The second course was a braaied linefish of the day (harder, or Cape mullet) with roast cauliflower, cauliflower puree, pickled mussel and a lemon caper sauce, served with 2018 Frans K Smit white blend and a 21 Gables Chenin Blanc. The slender deboned fillets of harder were tender and delicious – freshly supplied by Abalobi, so it is fully traceable, local seafood harvested ethically by small-scale fishers.
The main course was magnificent — a generous farm-style “bord kos” with tender slices of roast leg of lamb, crispy potatoes, creamed spinach with kale and grilled leek, as well as perfect pampoen poffertjies, pickled beetroot salad and flavoursome beef bobotie (also sold in the farm store).
This was paired with 2017 FKS Red Blend (a Bordeaux blend) that seems made for Sunday roasts, to complement hearty dishes. And a multi-award-winner, the versatile, opulent 21 Gables Pinotage.
Some desserts one should not pass up: Nel’s melktert with rooibos ice cream is worth a regular trip from Cape Town to the ‘Bosch (available over weekends at the Farm Cafe). Any excuse, it’s that delicious.
Clearly, they pride themselves on this melktart and the rooibos grown on the farm.
Jordaan treated guests to a “sweet surprise” from the cellar – a honeyed special late harvest made from chenin grapes picked on their Helderberg farm near Somerset West.
“We planted it six years ago, and it’s quite vigorous. We pinched some of the berries on the bunches and broke the sap flow, so the berries started drying on the vines – they become raisins. There’s not much juice coming out of those bunches – it becomes very syrupy, very thick. We ferment in wooden barrels. The wine is about 80 grams of sugar per litre, which is not much – it’s doing very well because of the acidity of the wine.”
That it is — rich, rounded and not cloying.
Suggestion for out-of-towners: book into the hotel for the Winemaker’s Dinner. It’s always a treat and you don’t have to worry about overindulging,.
Hotel guests receive a glass of Spier wine on arrival, a full English breakfast served in the hotel restaurant, a bottle of Spier wine, a wine tasting voucher, access to the Kids Clubhouse and use of Qhubeka Bicycles to explore the farm.
Established in 1692, Spier is one of South Africa’s oldest and most celebrated family-owned working wine farms.
Spier is a WWF Conservation Champion and member of the Wine Industry Ethical Trade Associations.
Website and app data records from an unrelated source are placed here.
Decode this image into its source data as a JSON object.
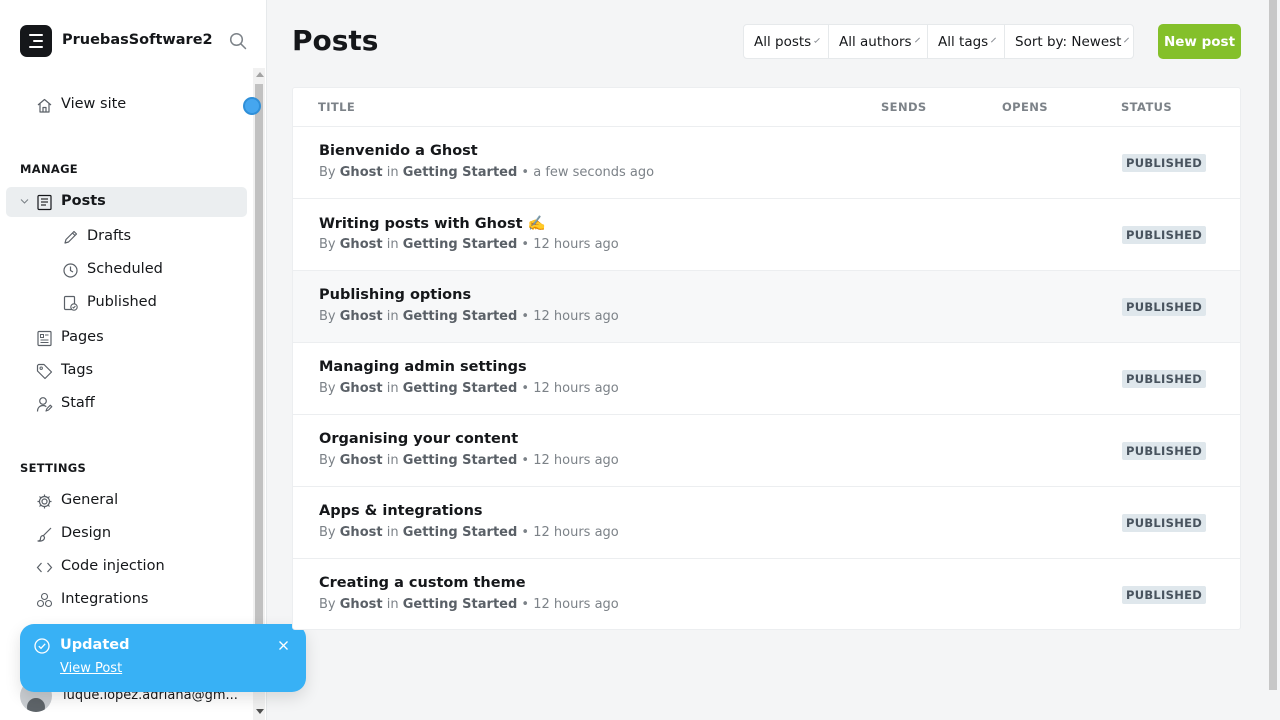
{
  "sidebar": {
    "site_name": "PruebasSoftware2",
    "view_site": "View site",
    "manage_label": "MANAGE",
    "settings_label": "SETTINGS",
    "manage_items": [
      {
        "label": "Posts"
      },
      {
        "label": "Drafts"
      },
      {
        "label": "Scheduled"
      },
      {
        "label": "Published"
      },
      {
        "label": "Pages"
      },
      {
        "label": "Tags"
      },
      {
        "label": "Staff"
      }
    ],
    "settings_items": [
      {
        "label": "General"
      },
      {
        "label": "Design"
      },
      {
        "label": "Code injection"
      },
      {
        "label": "Integrations"
      }
    ],
    "user_email": "luque.lopez.adriana@gm..."
  },
  "toast": {
    "title": "Updated",
    "link": "View Post"
  },
  "main": {
    "title": "Posts",
    "filters": [
      "All posts",
      "All authors",
      "All tags",
      "Sort by: Newest"
    ],
    "new_post": "New post",
    "columns": {
      "title": "TITLE",
      "sends": "SENDS",
      "opens": "OPENS",
      "status": "STATUS"
    },
    "posts": [
      {
        "title": "Bienvenido a Ghost",
        "by": "By",
        "author": "Ghost",
        "in": "in",
        "tag": "Getting Started",
        "time": "• a few seconds ago",
        "status": "PUBLISHED"
      },
      {
        "title": "Writing posts with Ghost ✍️",
        "by": "By",
        "author": "Ghost",
        "in": "in",
        "tag": "Getting Started",
        "time": "• 12 hours ago",
        "status": "PUBLISHED"
      },
      {
        "title": "Publishing options",
        "by": "By",
        "author": "Ghost",
        "in": "in",
        "tag": "Getting Started",
        "time": "• 12 hours ago",
        "status": "PUBLISHED"
      },
      {
        "title": "Managing admin settings",
        "by": "By",
        "author": "Ghost",
        "in": "in",
        "tag": "Getting Started",
        "time": "• 12 hours ago",
        "status": "PUBLISHED"
      },
      {
        "title": "Organising your content",
        "by": "By",
        "author": "Ghost",
        "in": "in",
        "tag": "Getting Started",
        "time": "• 12 hours ago",
        "status": "PUBLISHED"
      },
      {
        "title": "Apps & integrations",
        "by": "By",
        "author": "Ghost",
        "in": "in",
        "tag": "Getting Started",
        "time": "• 12 hours ago",
        "status": "PUBLISHED"
      },
      {
        "title": "Creating a custom theme",
        "by": "By",
        "author": "Ghost",
        "in": "in",
        "tag": "Getting Started",
        "time": "• 12 hours ago",
        "status": "PUBLISHED"
      }
    ]
  },
  "colors": {
    "accent_green": "#84c02a",
    "toast_blue": "#38b1f5",
    "text_dark": "#15171a",
    "text_muted": "#7c8288"
  },
  "icons": [
    "ghost-logo-icon",
    "search-icon",
    "home-icon",
    "posts-icon",
    "pencil-icon",
    "clock-icon",
    "published-icon",
    "pages-icon",
    "tag-icon",
    "staff-icon",
    "gear-icon",
    "brush-icon",
    "code-icon",
    "integrations-icon",
    "check-circle-icon",
    "close-icon",
    "chevron-down-icon"
  ]
}
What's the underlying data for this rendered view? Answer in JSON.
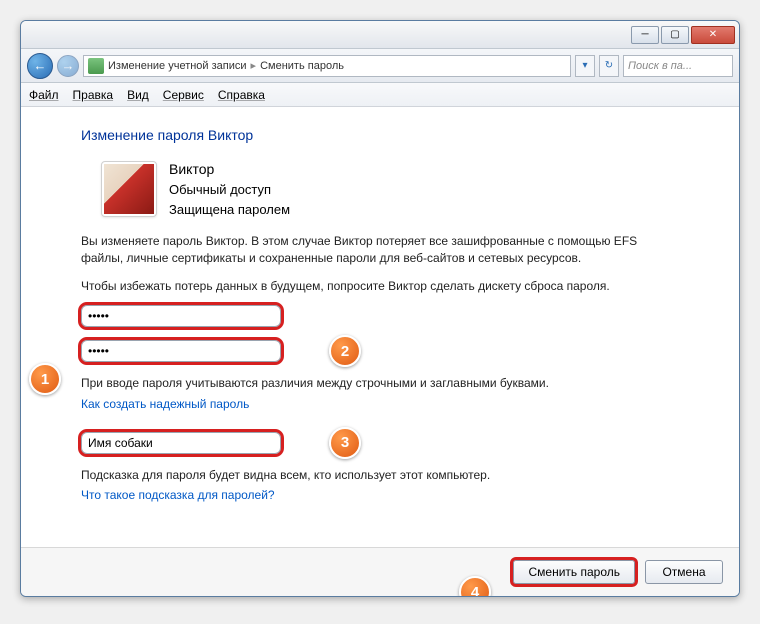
{
  "titlebar": {},
  "breadcrumb": {
    "item1": "Изменение учетной записи",
    "item2": "Сменить пароль"
  },
  "search": {
    "placeholder": "Поиск в па..."
  },
  "menu": {
    "file": "Файл",
    "edit": "Правка",
    "view": "Вид",
    "tools": "Сервис",
    "help": "Справка"
  },
  "page": {
    "title": "Изменение пароля Виктор"
  },
  "user": {
    "name": "Виктор",
    "access": "Обычный доступ",
    "protected": "Защищена паролем"
  },
  "text": {
    "warn": "Вы изменяете пароль Виктор. В этом случае Виктор потеряет все зашифрованные с помощью EFS файлы, личные сертификаты и сохраненные пароли для веб-сайтов и сетевых ресурсов.",
    "diskette": "Чтобы избежать потерь данных в будущем, попросите Виктор сделать дискету сброса пароля.",
    "caseNote": "При вводе пароля учитываются различия между строчными и заглавными буквами.",
    "hintNote": "Подсказка для пароля будет видна всем, кто использует этот компьютер."
  },
  "inputs": {
    "newPassword": "•••••",
    "confirmPassword": "•••••",
    "hint": "Имя собаки"
  },
  "links": {
    "strongPw": "Как создать надежный пароль",
    "whatHint": "Что такое подсказка для паролей?"
  },
  "buttons": {
    "change": "Сменить пароль",
    "cancel": "Отмена"
  },
  "markers": {
    "m1": "1",
    "m2": "2",
    "m3": "3",
    "m4": "4"
  }
}
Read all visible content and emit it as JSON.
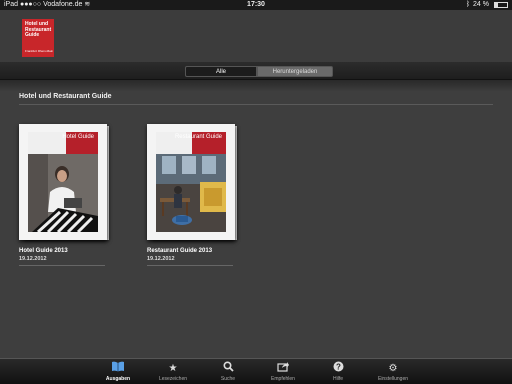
{
  "status": {
    "carrier": "iPad",
    "network": "Vodafone.de",
    "time": "17:30",
    "battery": "24 %",
    "battery_level": 0.24
  },
  "logo": {
    "line1": "Hotel und",
    "line2": "Restaurant",
    "line3": "Guide",
    "tagline": "Frankfurt Rhein-Main"
  },
  "segments": {
    "all": "Alle",
    "downloaded": "Heruntergeladen"
  },
  "section_title": "Hotel und Restaurant Guide",
  "books": [
    {
      "title": "Hotel Guide 2013",
      "date": "19.12.2012",
      "cover_label": "Hotel Guide"
    },
    {
      "title": "Restaurant Guide 2013",
      "date": "19.12.2012",
      "cover_label": "Restaurant Guide"
    }
  ],
  "tabs": [
    {
      "label": "Ausgaben",
      "icon": "book-icon"
    },
    {
      "label": "Lesezeichen",
      "icon": "bookmark-star-icon"
    },
    {
      "label": "Suche",
      "icon": "search-icon"
    },
    {
      "label": "Empfehlen",
      "icon": "share-icon"
    },
    {
      "label": "Hilfe",
      "icon": "help-icon"
    },
    {
      "label": "Einstellungen",
      "icon": "gear-icon"
    }
  ],
  "colors": {
    "brand_red": "#c8262a",
    "active_tab": "#5aa0e6"
  }
}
It is organically certified and vegan-friendly. The Hotel is Fair Trade Tourism accredited.
The Spier label has become a symbol for top terroir-driven wines, and the winery produces multiple ranges of award-winners. Spier has twice been named South African Producer of the Year by the International Wine & Spirit Competition.
At the most recent Veritas awards and this week’s Sauvignon Blanc Challenge, Spier walked away with a clutch of awards.
The Spier 21 Gables Chenin Blanc 2021, Creative Block 5 2020 and Seaward Chenin Blanc 2022 received the coveted Double Gold medal, while its Private Collection Chenin Blanc 2022 (a Woolworths exclusive); Woolworths Signature Series Merlot 2019, Creative Block 2 2022, and Seaward Cabernet Sauvignon 2021 received gold.
Spier was also named one of the 100 World’s Best Vineyards in 2021 and Editor’s Choice Winery of the Year 2022. DM